» **Exercise instructions**:
Sort through the material below and copy each line with "Prior".

» **Material for this task**:
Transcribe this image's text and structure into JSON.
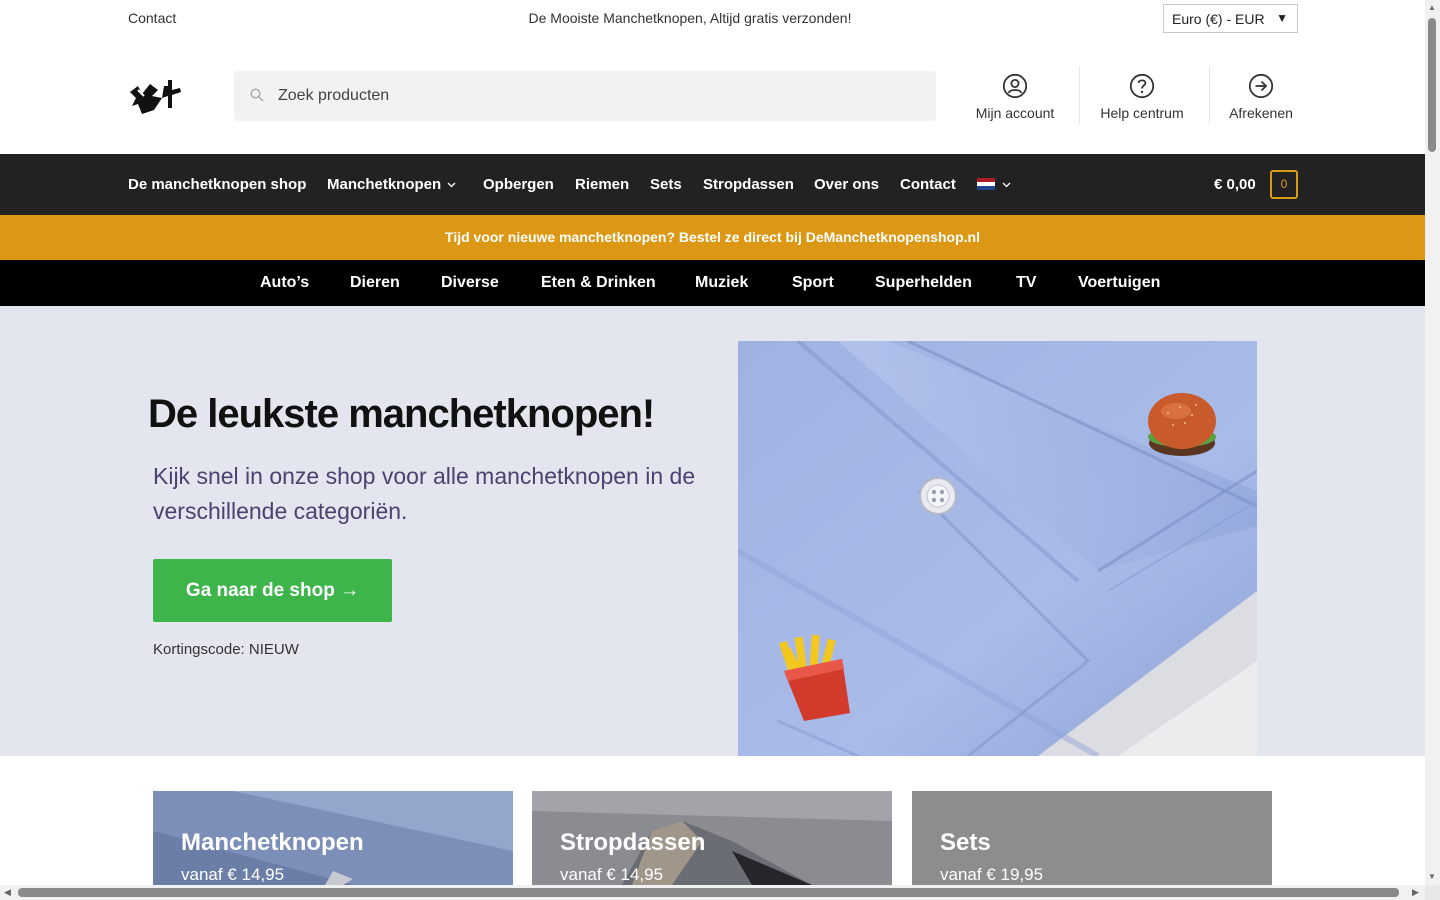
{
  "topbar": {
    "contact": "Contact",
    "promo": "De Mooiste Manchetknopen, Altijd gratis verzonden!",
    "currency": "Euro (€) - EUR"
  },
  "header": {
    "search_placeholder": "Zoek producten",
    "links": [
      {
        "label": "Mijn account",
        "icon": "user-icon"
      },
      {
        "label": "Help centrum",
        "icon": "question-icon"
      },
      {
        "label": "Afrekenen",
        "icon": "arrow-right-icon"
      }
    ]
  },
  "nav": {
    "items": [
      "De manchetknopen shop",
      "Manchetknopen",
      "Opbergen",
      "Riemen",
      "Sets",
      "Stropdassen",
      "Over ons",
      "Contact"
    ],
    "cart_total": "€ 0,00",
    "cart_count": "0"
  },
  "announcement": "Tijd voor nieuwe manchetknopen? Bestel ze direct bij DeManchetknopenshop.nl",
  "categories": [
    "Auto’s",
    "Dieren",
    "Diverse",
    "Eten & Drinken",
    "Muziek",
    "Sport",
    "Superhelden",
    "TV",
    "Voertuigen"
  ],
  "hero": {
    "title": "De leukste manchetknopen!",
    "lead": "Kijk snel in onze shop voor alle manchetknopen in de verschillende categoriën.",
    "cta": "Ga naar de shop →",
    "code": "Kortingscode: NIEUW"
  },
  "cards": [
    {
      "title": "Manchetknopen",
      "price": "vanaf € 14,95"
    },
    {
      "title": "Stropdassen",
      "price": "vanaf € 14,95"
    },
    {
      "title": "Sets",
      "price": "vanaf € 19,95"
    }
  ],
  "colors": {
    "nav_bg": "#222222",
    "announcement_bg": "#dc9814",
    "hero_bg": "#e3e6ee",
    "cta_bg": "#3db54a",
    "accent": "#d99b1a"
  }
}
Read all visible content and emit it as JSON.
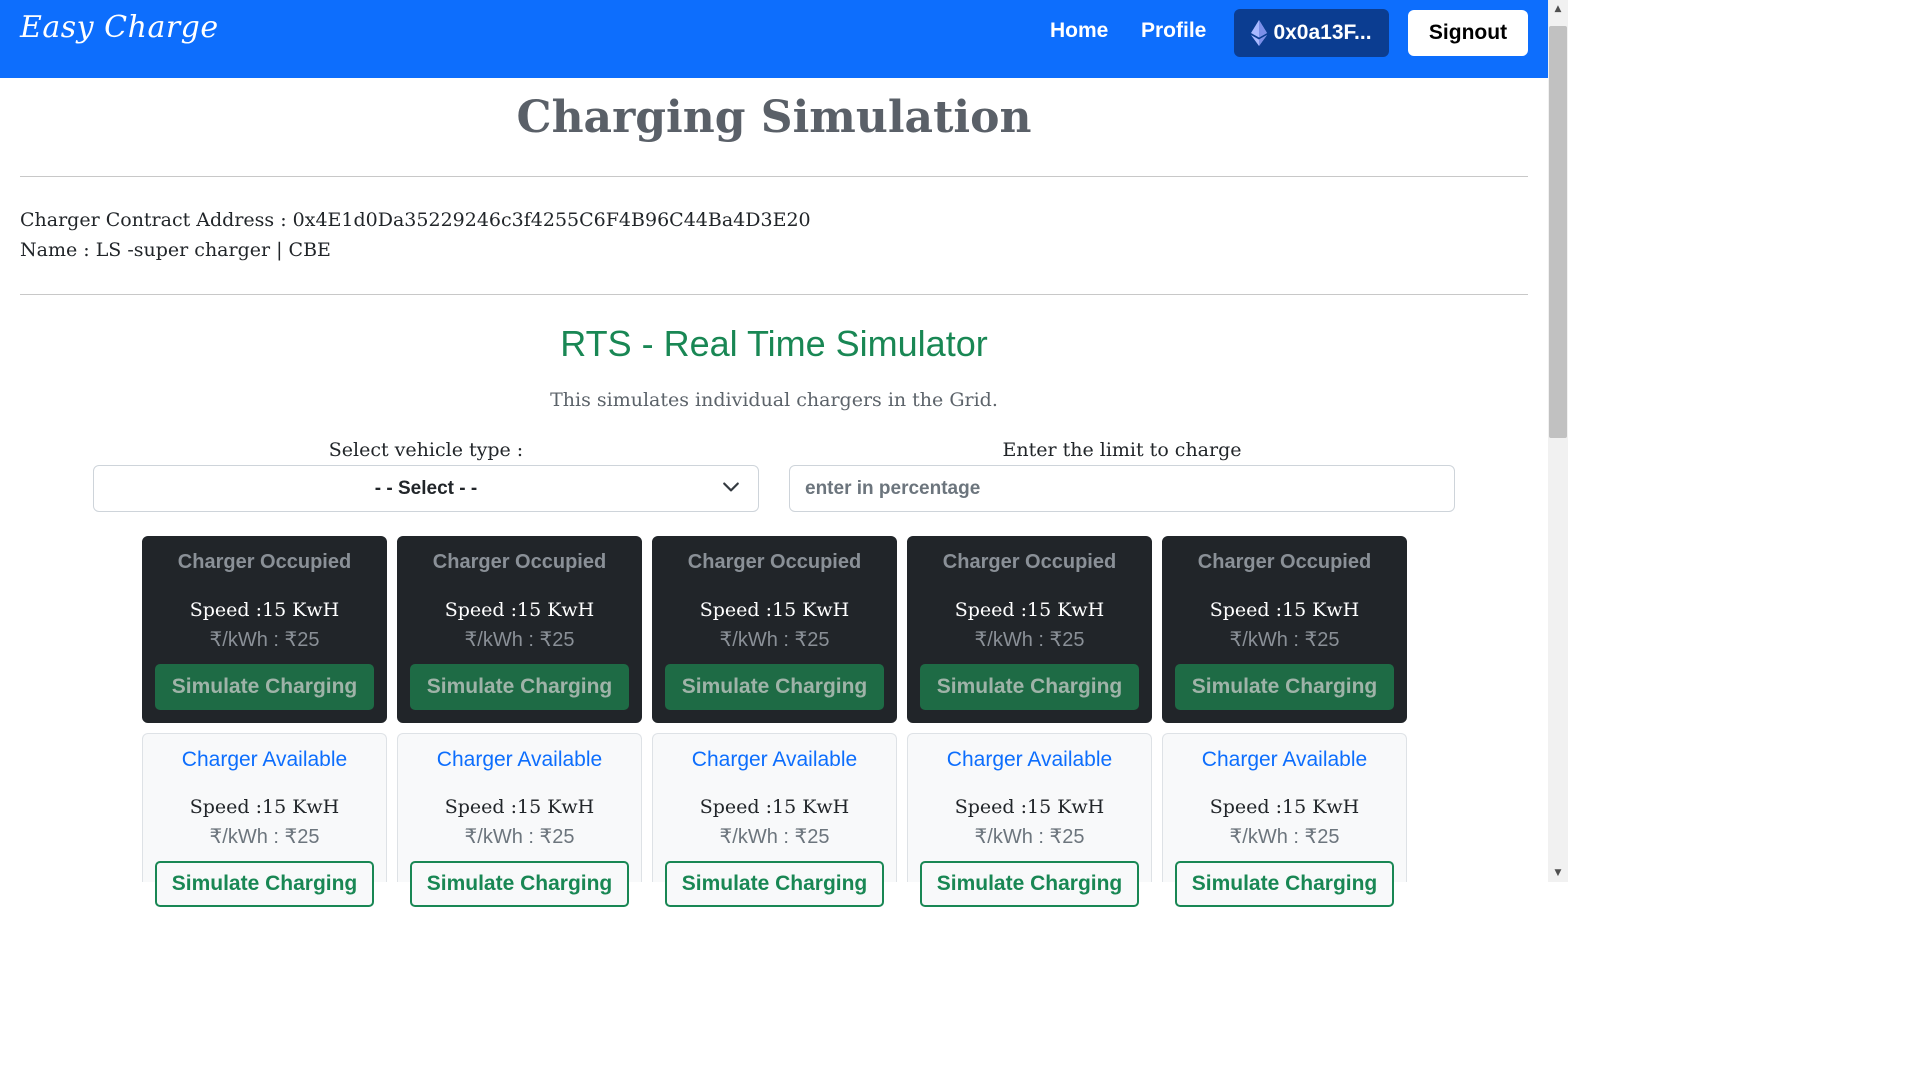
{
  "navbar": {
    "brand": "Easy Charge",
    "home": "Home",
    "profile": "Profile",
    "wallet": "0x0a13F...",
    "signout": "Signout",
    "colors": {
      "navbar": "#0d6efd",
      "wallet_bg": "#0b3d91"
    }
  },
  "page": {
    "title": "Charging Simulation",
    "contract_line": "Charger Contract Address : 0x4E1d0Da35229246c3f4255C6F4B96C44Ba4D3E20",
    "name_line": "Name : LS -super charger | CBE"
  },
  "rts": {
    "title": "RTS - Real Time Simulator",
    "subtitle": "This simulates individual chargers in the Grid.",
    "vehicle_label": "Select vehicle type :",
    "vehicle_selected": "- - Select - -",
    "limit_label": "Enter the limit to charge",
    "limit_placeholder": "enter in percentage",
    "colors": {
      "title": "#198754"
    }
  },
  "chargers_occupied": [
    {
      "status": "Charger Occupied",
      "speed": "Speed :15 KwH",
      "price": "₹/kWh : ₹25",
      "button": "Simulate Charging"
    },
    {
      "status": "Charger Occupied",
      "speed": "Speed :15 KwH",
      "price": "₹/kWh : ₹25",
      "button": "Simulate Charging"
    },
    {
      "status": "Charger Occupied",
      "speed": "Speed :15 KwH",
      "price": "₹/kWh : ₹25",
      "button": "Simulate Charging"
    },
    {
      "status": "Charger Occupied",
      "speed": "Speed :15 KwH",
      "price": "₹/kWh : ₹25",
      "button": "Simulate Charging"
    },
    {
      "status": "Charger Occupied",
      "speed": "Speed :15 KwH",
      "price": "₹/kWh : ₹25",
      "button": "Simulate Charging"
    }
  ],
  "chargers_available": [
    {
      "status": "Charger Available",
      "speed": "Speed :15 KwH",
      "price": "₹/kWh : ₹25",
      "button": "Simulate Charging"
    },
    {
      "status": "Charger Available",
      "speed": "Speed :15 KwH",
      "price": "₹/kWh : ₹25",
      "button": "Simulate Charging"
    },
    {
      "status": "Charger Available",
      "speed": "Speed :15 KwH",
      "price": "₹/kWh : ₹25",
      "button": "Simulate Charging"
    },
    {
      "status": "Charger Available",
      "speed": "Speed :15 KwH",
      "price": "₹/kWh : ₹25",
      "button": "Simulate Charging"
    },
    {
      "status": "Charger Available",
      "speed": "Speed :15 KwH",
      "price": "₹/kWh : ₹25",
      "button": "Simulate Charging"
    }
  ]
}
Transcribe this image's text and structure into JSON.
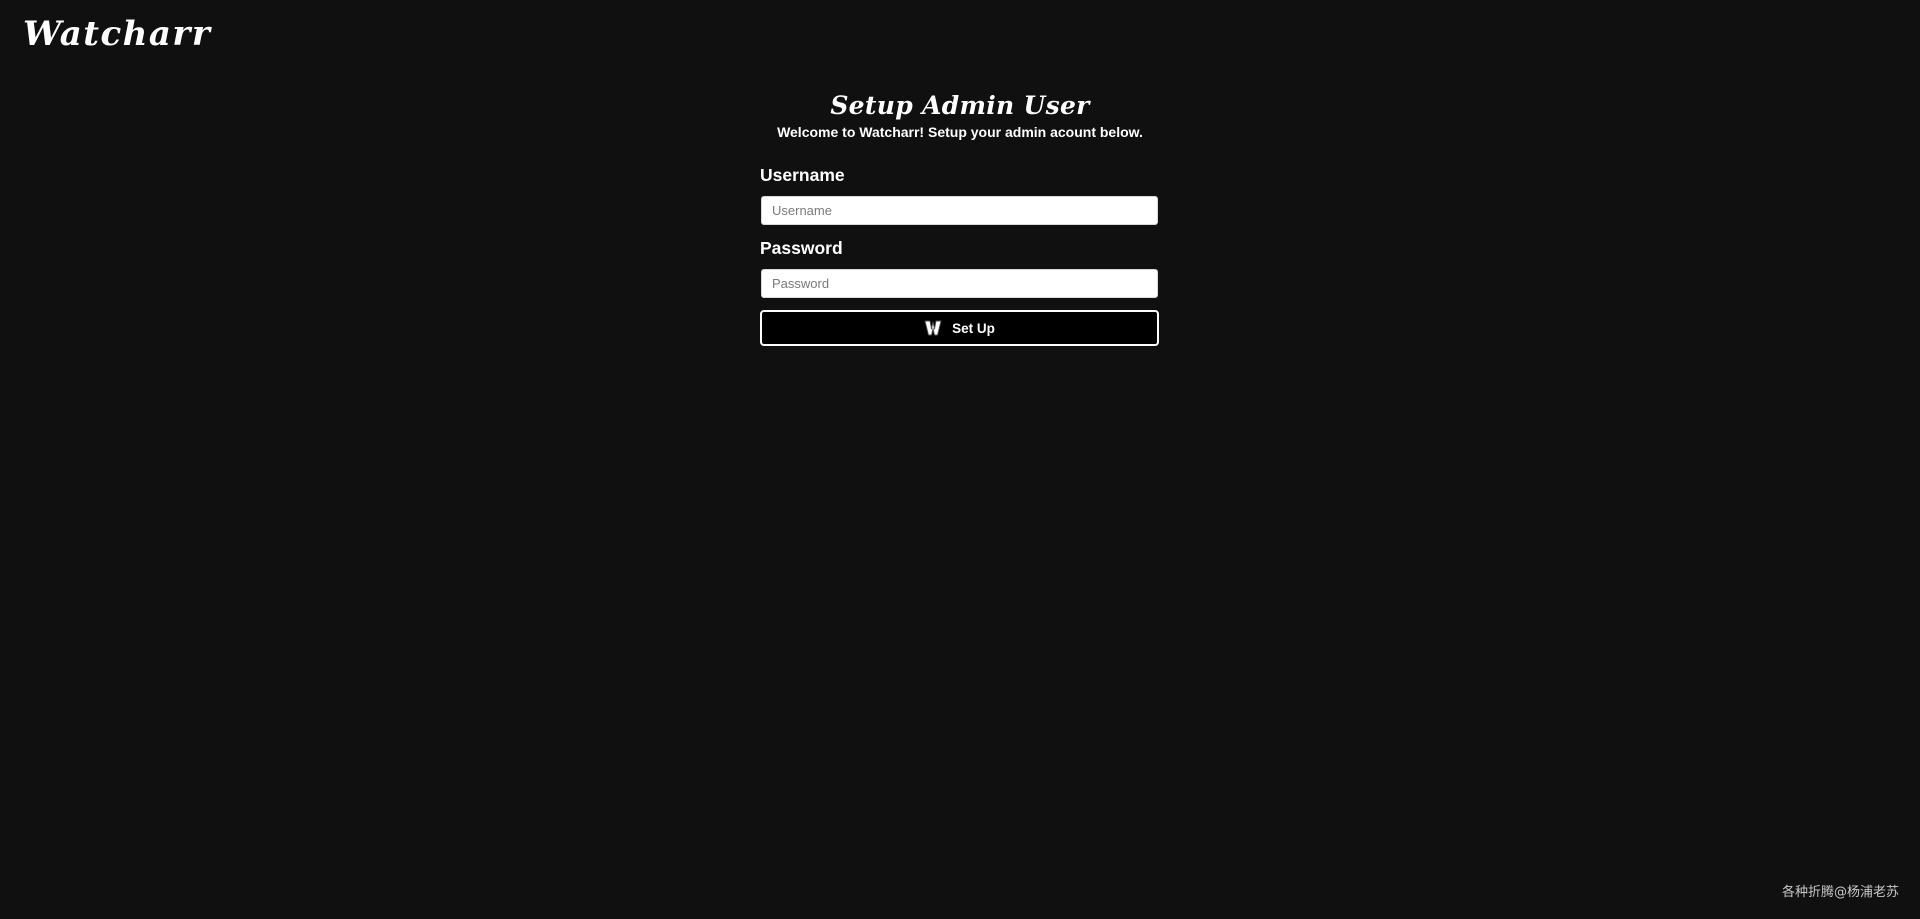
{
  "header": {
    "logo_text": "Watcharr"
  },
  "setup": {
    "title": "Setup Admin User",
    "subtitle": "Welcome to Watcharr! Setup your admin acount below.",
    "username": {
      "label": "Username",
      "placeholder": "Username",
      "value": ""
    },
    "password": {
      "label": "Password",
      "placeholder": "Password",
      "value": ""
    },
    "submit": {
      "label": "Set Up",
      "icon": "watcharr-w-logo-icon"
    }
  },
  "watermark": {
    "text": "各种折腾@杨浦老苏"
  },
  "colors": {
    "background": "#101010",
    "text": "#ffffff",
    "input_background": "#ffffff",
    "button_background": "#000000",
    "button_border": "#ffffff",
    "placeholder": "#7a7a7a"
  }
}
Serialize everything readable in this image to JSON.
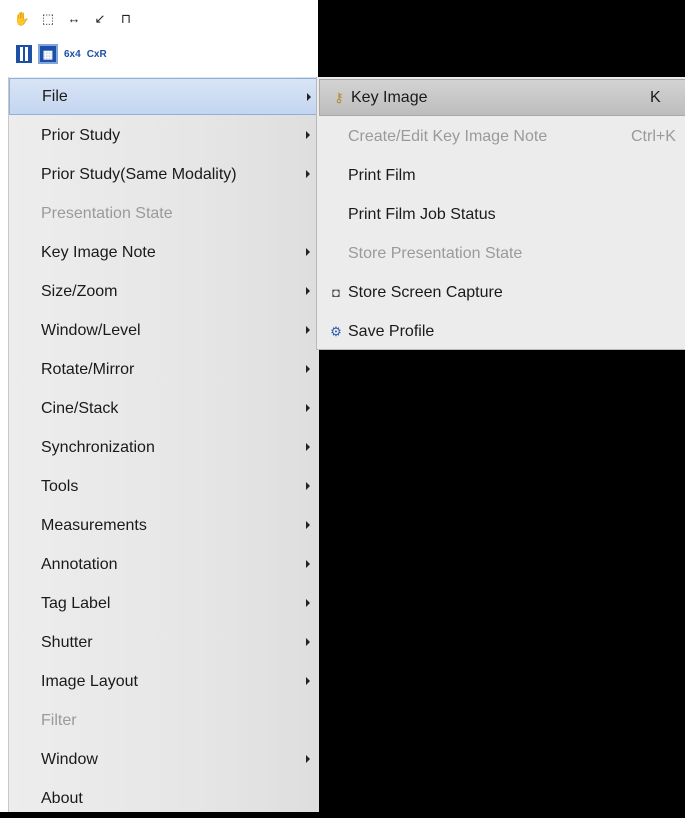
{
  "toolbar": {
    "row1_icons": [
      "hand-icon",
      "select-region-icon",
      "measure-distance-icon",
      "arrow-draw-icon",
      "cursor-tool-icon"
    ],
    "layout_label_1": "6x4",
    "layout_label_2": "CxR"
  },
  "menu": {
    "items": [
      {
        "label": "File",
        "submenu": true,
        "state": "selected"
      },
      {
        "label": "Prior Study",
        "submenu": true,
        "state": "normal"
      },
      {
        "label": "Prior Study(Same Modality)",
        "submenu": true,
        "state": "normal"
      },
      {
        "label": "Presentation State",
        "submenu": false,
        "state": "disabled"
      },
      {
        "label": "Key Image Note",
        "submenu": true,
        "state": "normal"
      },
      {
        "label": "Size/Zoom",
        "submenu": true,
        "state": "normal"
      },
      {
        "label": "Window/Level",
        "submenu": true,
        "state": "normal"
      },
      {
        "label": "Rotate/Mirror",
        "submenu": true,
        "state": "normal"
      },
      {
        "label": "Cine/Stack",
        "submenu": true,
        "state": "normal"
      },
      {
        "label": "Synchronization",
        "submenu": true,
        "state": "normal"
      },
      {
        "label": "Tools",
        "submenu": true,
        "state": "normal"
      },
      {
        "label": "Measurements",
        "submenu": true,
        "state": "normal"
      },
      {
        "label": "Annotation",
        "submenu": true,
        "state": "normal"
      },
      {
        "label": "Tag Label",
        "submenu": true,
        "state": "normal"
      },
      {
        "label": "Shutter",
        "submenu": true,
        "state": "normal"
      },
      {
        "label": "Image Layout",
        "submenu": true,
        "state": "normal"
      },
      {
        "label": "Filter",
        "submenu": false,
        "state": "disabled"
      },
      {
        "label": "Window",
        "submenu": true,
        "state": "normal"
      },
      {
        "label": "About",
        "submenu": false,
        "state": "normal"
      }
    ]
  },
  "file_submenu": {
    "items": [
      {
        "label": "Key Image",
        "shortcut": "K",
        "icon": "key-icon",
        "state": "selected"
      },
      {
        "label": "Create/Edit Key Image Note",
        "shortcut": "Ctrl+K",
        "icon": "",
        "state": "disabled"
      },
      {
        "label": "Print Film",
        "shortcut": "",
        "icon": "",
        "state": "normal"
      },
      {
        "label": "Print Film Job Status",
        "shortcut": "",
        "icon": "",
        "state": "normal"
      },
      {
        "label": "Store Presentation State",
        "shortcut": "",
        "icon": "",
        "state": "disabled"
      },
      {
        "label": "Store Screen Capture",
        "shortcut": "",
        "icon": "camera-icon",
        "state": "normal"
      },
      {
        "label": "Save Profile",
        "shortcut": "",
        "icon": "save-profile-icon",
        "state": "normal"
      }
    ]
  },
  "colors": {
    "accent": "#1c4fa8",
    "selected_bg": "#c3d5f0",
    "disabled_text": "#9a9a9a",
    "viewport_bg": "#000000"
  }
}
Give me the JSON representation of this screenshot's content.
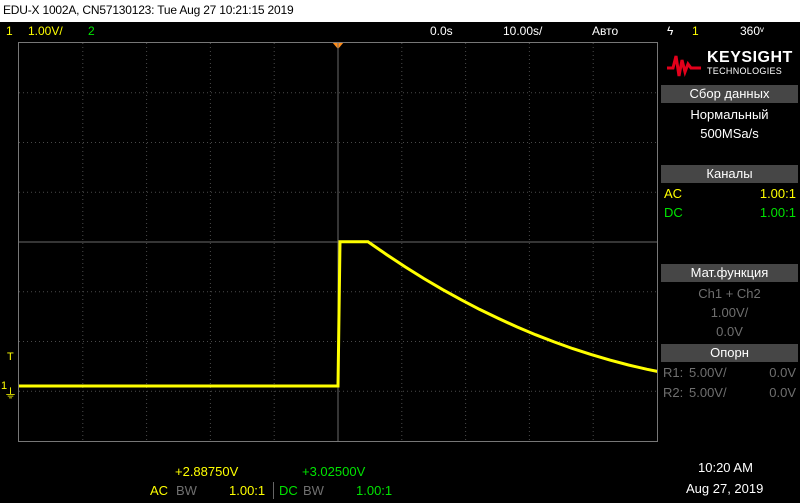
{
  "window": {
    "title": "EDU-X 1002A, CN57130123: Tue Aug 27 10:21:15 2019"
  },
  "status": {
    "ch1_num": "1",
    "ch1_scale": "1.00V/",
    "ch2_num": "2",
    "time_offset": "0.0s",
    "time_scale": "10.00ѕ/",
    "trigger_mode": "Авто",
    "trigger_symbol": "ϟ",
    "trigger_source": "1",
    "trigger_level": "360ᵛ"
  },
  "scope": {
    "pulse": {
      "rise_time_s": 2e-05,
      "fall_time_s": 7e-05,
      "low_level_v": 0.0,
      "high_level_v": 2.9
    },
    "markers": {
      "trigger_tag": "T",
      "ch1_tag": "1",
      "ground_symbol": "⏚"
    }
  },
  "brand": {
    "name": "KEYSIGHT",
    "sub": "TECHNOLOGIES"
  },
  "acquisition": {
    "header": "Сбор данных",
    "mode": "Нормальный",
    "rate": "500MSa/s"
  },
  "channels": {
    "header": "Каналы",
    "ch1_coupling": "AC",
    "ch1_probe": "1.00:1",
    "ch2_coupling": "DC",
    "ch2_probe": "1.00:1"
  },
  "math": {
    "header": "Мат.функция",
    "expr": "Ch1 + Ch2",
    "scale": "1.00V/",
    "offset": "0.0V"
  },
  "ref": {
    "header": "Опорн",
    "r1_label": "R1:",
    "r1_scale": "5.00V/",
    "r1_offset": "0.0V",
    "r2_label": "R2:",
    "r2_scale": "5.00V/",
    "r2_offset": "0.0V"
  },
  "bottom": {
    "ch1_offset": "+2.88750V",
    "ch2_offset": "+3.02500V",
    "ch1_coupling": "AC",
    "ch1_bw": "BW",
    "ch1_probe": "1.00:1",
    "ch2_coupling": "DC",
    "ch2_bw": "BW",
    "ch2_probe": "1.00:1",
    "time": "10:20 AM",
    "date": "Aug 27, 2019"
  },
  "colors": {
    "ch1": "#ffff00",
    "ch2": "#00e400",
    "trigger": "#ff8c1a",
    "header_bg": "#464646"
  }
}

» **Output below**:
        "label": "Prior Study",
        "label": "Prior Study(Same Modality)",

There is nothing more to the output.